(DATA EXTRACT Opens)
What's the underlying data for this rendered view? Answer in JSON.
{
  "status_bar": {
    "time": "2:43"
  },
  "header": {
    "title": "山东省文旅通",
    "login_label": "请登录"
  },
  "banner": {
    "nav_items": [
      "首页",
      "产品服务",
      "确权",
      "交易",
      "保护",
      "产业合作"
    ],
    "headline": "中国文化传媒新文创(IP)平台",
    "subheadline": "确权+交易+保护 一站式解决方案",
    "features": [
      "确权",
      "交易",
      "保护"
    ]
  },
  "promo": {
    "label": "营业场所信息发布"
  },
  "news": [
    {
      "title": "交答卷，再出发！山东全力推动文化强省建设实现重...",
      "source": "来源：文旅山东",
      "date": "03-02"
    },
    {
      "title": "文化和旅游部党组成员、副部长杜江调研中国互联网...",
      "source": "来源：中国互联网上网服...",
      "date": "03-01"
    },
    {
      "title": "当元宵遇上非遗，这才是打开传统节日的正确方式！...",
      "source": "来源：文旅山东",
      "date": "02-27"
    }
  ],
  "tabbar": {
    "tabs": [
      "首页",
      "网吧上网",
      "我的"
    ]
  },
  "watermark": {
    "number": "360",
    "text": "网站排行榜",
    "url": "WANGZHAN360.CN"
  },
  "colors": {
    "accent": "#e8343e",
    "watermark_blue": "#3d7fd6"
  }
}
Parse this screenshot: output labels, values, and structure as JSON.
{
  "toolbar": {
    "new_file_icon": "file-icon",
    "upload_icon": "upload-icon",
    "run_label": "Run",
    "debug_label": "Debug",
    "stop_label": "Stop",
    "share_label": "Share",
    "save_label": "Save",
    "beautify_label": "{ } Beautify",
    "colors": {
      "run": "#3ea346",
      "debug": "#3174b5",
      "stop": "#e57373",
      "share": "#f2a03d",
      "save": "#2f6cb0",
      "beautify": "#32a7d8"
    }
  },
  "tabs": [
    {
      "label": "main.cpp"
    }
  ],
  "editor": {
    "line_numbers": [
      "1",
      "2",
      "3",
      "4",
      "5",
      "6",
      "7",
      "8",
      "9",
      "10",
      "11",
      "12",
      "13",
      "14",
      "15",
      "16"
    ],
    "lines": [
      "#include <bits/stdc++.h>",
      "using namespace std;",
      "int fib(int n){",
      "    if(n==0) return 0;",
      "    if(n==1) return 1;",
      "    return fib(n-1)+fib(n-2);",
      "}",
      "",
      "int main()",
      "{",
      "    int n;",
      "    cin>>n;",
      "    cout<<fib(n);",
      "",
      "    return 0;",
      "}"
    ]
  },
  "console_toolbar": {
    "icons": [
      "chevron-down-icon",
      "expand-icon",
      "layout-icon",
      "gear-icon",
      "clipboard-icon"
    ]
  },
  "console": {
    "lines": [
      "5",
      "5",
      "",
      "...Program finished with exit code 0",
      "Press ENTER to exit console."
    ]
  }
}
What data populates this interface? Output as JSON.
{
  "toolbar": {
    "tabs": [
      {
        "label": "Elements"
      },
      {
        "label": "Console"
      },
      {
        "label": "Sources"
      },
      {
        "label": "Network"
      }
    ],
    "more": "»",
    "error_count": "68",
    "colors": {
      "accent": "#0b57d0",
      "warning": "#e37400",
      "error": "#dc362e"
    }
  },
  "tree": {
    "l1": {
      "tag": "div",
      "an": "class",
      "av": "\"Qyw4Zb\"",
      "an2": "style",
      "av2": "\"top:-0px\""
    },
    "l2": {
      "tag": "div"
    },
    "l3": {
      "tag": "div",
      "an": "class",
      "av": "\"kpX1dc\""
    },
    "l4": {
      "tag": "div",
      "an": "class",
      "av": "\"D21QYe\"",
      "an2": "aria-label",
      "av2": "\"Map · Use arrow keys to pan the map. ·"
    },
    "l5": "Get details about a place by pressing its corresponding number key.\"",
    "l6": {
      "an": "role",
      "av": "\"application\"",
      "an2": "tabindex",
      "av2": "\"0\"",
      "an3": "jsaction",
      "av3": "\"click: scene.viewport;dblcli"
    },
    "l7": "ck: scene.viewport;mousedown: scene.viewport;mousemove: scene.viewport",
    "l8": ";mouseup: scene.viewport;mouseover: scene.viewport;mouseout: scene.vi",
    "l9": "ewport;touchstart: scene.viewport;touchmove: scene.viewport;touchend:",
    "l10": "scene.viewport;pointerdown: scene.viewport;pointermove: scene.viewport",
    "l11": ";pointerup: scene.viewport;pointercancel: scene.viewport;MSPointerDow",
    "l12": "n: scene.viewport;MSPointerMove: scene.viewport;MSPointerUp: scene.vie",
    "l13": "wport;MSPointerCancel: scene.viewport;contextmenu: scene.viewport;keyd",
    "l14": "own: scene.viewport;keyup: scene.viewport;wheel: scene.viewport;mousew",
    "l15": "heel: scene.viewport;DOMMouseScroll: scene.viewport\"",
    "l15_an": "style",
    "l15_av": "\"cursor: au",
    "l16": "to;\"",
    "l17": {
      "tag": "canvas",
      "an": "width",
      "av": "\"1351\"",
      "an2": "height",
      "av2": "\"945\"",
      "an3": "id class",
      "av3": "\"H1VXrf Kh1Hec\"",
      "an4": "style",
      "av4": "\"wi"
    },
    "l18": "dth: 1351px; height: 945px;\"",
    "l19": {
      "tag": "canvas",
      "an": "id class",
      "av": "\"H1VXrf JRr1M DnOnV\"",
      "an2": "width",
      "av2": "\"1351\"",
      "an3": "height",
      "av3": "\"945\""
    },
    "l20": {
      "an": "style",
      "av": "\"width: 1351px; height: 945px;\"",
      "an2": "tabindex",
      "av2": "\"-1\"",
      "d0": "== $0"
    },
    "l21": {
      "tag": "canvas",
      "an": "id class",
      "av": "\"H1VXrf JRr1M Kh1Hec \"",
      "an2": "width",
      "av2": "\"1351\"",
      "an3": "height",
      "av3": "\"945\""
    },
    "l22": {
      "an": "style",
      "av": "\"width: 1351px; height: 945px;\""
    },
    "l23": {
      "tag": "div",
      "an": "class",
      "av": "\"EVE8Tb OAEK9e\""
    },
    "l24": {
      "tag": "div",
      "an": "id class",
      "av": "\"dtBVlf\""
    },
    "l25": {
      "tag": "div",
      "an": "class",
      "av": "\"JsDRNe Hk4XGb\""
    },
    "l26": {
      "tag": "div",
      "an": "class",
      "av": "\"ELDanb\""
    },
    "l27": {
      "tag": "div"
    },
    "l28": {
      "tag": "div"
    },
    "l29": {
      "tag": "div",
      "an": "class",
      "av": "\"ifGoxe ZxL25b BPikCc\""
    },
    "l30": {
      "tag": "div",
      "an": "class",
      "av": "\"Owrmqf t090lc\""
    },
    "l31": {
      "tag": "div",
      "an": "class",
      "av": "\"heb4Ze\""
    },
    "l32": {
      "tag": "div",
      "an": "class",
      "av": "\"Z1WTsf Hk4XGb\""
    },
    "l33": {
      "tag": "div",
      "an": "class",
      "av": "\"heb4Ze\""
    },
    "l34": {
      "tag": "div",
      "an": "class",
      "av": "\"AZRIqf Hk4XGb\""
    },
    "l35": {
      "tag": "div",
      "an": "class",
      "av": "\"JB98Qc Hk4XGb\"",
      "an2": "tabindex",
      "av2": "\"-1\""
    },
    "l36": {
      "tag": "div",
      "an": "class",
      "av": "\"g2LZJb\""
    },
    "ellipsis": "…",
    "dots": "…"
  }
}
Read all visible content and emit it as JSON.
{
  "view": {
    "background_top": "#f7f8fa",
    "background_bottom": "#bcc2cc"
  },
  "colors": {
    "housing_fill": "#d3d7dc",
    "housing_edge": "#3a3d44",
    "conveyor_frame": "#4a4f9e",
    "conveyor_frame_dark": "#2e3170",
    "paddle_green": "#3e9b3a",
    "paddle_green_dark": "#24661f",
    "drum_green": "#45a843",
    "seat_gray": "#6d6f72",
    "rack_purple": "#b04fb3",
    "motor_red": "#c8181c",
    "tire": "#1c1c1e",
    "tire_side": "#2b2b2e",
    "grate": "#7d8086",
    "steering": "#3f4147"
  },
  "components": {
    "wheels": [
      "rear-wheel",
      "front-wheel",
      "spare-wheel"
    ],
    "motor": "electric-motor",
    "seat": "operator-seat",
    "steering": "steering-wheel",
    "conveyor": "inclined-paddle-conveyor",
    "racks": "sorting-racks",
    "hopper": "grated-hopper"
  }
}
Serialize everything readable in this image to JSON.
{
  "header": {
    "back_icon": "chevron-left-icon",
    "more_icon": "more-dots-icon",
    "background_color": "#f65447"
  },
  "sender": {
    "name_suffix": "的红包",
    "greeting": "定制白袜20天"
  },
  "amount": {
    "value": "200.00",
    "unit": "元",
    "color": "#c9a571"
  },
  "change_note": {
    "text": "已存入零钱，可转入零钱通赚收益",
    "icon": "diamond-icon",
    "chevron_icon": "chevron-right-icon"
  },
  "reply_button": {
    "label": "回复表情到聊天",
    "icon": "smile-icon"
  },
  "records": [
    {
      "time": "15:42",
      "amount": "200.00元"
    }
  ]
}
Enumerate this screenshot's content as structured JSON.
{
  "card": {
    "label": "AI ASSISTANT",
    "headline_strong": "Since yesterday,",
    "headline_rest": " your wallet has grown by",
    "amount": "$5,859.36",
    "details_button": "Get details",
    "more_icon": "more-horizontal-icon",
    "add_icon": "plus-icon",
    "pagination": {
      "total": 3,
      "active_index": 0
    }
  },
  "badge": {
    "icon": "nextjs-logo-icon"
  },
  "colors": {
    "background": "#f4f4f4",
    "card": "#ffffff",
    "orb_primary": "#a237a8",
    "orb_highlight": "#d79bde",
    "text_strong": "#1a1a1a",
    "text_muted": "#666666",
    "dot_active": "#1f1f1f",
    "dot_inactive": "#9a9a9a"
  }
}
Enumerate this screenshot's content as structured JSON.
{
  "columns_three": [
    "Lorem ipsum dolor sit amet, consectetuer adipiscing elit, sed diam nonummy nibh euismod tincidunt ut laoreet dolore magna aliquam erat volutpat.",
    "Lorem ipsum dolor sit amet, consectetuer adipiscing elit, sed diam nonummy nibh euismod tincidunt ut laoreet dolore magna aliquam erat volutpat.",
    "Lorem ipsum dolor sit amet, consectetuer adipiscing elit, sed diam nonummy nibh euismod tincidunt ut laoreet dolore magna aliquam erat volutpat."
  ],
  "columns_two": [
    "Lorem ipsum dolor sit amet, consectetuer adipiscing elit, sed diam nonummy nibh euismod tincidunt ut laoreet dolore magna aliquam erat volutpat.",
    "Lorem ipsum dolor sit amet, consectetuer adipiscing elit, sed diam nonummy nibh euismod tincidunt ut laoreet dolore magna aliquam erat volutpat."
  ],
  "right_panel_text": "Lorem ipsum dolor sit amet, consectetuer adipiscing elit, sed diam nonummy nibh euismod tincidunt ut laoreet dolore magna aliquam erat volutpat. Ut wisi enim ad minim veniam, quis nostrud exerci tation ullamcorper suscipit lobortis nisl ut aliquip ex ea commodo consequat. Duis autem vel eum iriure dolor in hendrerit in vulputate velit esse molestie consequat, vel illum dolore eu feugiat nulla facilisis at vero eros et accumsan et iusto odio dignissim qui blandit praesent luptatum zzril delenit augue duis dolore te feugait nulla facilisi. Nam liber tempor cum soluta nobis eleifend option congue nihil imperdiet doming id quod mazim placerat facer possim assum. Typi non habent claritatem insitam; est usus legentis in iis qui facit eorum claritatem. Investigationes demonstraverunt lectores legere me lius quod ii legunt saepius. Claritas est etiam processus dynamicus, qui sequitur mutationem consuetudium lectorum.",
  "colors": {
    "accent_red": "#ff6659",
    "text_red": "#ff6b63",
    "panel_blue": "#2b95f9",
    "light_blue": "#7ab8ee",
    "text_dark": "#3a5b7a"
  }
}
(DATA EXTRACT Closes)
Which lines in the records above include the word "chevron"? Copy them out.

      "chevron-down-icon",
    "back_icon": "chevron-left-icon",
    "chevron_icon": "chevron-right-icon"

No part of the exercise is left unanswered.